Mapping platform: Leaflet and Mapbox 
Dataset available for download: data in multiple formats (scanned map, georectified image, Shapefile/GeoJSON) available 

Mapping Prejudice- Visualizing the hidden histories of race and privilege in the built environment[animated map to show the change over time, interactive map, and a series of static map]
This project is based in the Borchert Map Library at the University of Minnesota. 
During the twentieth century, covenants were tools for racial restriction in real estate transactions, keeping people who were not white from buying or even occupying land. The project features an interactive visualization showing the spread of racially-restrictive deeds across Hennepin County during the first half of the twentieth century, and a series of static maps that shows how covenants change Minneapolis.  
Their initial analysis shows that race has shaped public space in the city; the project aims to serve as a powerful community resource for productive community conversations and fact-based policy making. 

Mapping platform: Carto 
Dataset available for download: data for one county is available (Shapefile, CSV, with DOI assigned)


Mapping the Gay Guides [interactive map and downloadable data/code]
The project aims to understand often ignored queer geographies using the Damron Address Books, an early but longstanding travel guide aimed at gay men since the early 1960s. By associating geographical coordinates with each location mentioned within the Damron Guides, the project provides an interface for visualizing the growth of queer spaces between 1965 and 1980. 
The project also provides detailed description for methodology- how the historical document was turned to data for mapping. All data and code are available on Github. 

Mapping platform: Leaflet
Dataset available for download:  data and code available from Github 

Queering the Map [Interactive map]
A community generated counter-mapping platform for digitally archiving LGBTQ2IA+ experience in relation to physical space.The platform provides an interface to collaboratively record the cartography of queer life—from park benches to the middle of the ocean—in order to preserve our histories and unfolding realities, which continue to be invalidated, contested, and erased.

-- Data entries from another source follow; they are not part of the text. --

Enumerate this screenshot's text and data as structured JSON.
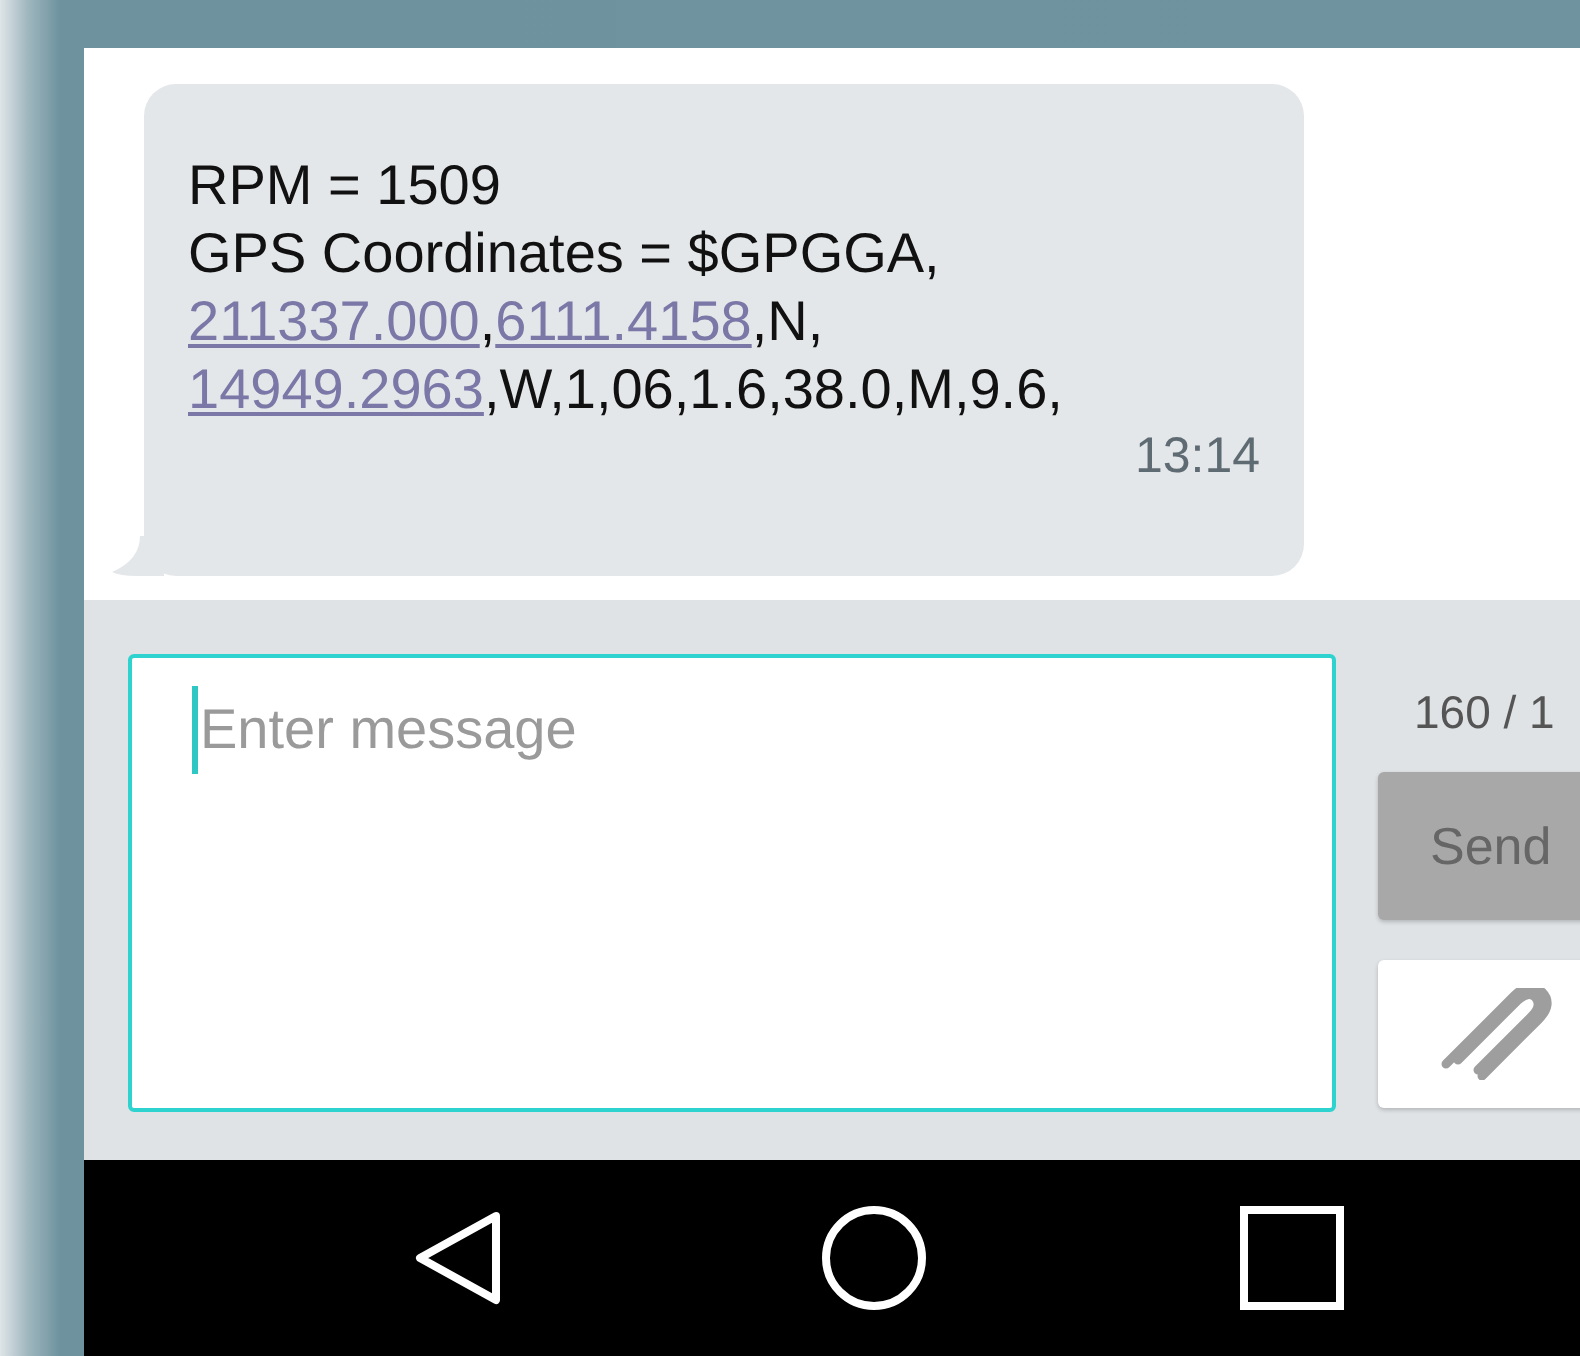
{
  "message": {
    "lines": [
      [
        {
          "kind": "plain",
          "text": "RPM = 1509"
        }
      ],
      [
        {
          "kind": "plain",
          "text": "GPS Coordinates = $GPGGA,"
        }
      ],
      [
        {
          "kind": "link",
          "text": "211337.000"
        },
        {
          "kind": "plain",
          "text": ","
        },
        {
          "kind": "link",
          "text": "6111.4158"
        },
        {
          "kind": "plain",
          "text": ",N,"
        }
      ],
      [
        {
          "kind": "link",
          "text": "14949.2963"
        },
        {
          "kind": "plain",
          "text": ",W,1,06,1.6,38.0,M,9.6,"
        }
      ]
    ],
    "time": "13:14"
  },
  "composer": {
    "placeholder": "Enter message",
    "counter": "160 / 1",
    "send": {
      "label": "Send",
      "disabled": true
    }
  }
}
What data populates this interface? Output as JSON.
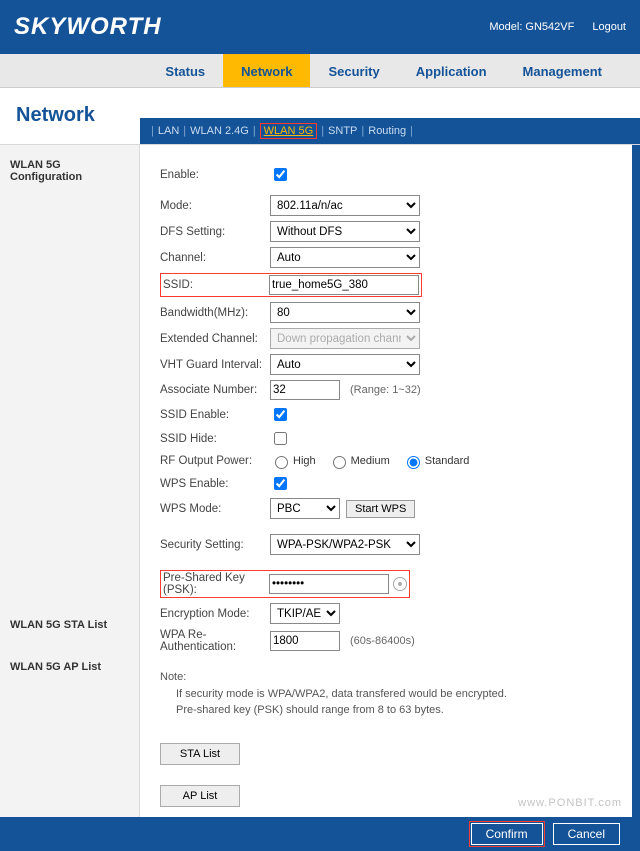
{
  "header": {
    "brand": "SKYWORTH",
    "model_label": "Model: GN542VF",
    "logout": "Logout"
  },
  "nav": {
    "items": [
      "Status",
      "Network",
      "Security",
      "Application",
      "Management"
    ],
    "active": "Network"
  },
  "page_title": "Network",
  "subnav": {
    "items": [
      "LAN",
      "WLAN 2.4G",
      "WLAN 5G",
      "SNTP",
      "Routing"
    ],
    "active": "WLAN 5G"
  },
  "sidebar": {
    "items": [
      "WLAN 5G Configuration",
      "WLAN 5G STA List",
      "WLAN 5G AP List"
    ]
  },
  "form": {
    "enable_label": "Enable:",
    "enable_checked": true,
    "mode_label": "Mode:",
    "mode_value": "802.11a/n/ac",
    "dfs_label": "DFS Setting:",
    "dfs_value": "Without DFS",
    "channel_label": "Channel:",
    "channel_value": "Auto",
    "ssid_label": "SSID:",
    "ssid_value": "true_home5G_380",
    "bw_label": "Bandwidth(MHz):",
    "bw_value": "80",
    "extch_label": "Extended Channel:",
    "extch_value": "Down propagation channel",
    "vht_label": "VHT Guard Interval:",
    "vht_value": "Auto",
    "assoc_label": "Associate Number:",
    "assoc_value": "32",
    "assoc_range": "(Range: 1~32)",
    "ssid_en_label": "SSID Enable:",
    "ssid_en_checked": true,
    "ssid_hide_label": "SSID Hide:",
    "ssid_hide_checked": false,
    "rf_label": "RF Output Power:",
    "rf_options": [
      "High",
      "Medium",
      "Standard"
    ],
    "rf_selected": "Standard",
    "wps_en_label": "WPS Enable:",
    "wps_en_checked": true,
    "wps_mode_label": "WPS Mode:",
    "wps_mode_value": "PBC",
    "wps_btn": "Start WPS",
    "sec_label": "Security Setting:",
    "sec_value": "WPA-PSK/WPA2-PSK",
    "psk_label": "Pre-Shared Key (PSK):",
    "psk_value": "••••••••",
    "enc_label": "Encryption Mode:",
    "enc_value": "TKIP/AES",
    "reauth_label": "WPA Re-Authentication:",
    "reauth_value": "1800",
    "reauth_range": "(60s-86400s)",
    "note_title": "Note:",
    "note_line1": "If security mode is WPA/WPA2, data transfered would be encrypted.",
    "note_line2": "Pre-shared key (PSK) should range from 8 to 63 bytes.",
    "sta_btn": "STA List",
    "ap_btn": "AP List"
  },
  "footer": {
    "confirm": "Confirm",
    "cancel": "Cancel",
    "watermark": "www.PONBIT.com"
  }
}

Mapping platform: Google Maps API


Languages of New York City [Interactive map]
The interactive map focuses on significant sites for Indigenous, minority, and endangered languages, showing nearly 700 languages at over 1200 significant sites, many of which are missed by the census! Made by the Endangered Language Alliance. 

Mapping platform: Mapbox 
Dataset available for download:  data available in csv format

Anti-eviction Mapping Project [interactive map]
A volunteers-driven project primarily working in the San Francisco Bay Area, Los Angeles, and New York City, studying and visualizing “entanglements of racial capitalism, technocapitalism, and political economy, while providing tools for resistance”. 
The interactive map All San Francisco Eviction Notices, 1997-2020 allows for visualizing, filtering, and seeing changes over the time for all eviction notices in San Francisco. 

Mapping platform: Leaflet

What relevant resources does the Library have?

Technical considerations 

Many of the websites above feature an interactive map, which taps into modern web mapping technologies and platforms, including open-source Javascript libraries such as Mapbox, Leaflet, and proprietary platforms such as Esri's ArcGIS Online. 

We offer a Web GIS Workshop Series that introduces you to an array of foundational concepts, skills, and tools related to web GIS. 



1. Pavlovskaya, Marianna. 2018. “Critical GIS as a Tool for Social Transformation.” The Canadian Geographer 62 (1): 40–54.

2. Healthy City. 2012. Participatory Asset Mapping: A Community Research Lab Toolkit. 

This work is licensed under a Creative Commons Attribution 4.0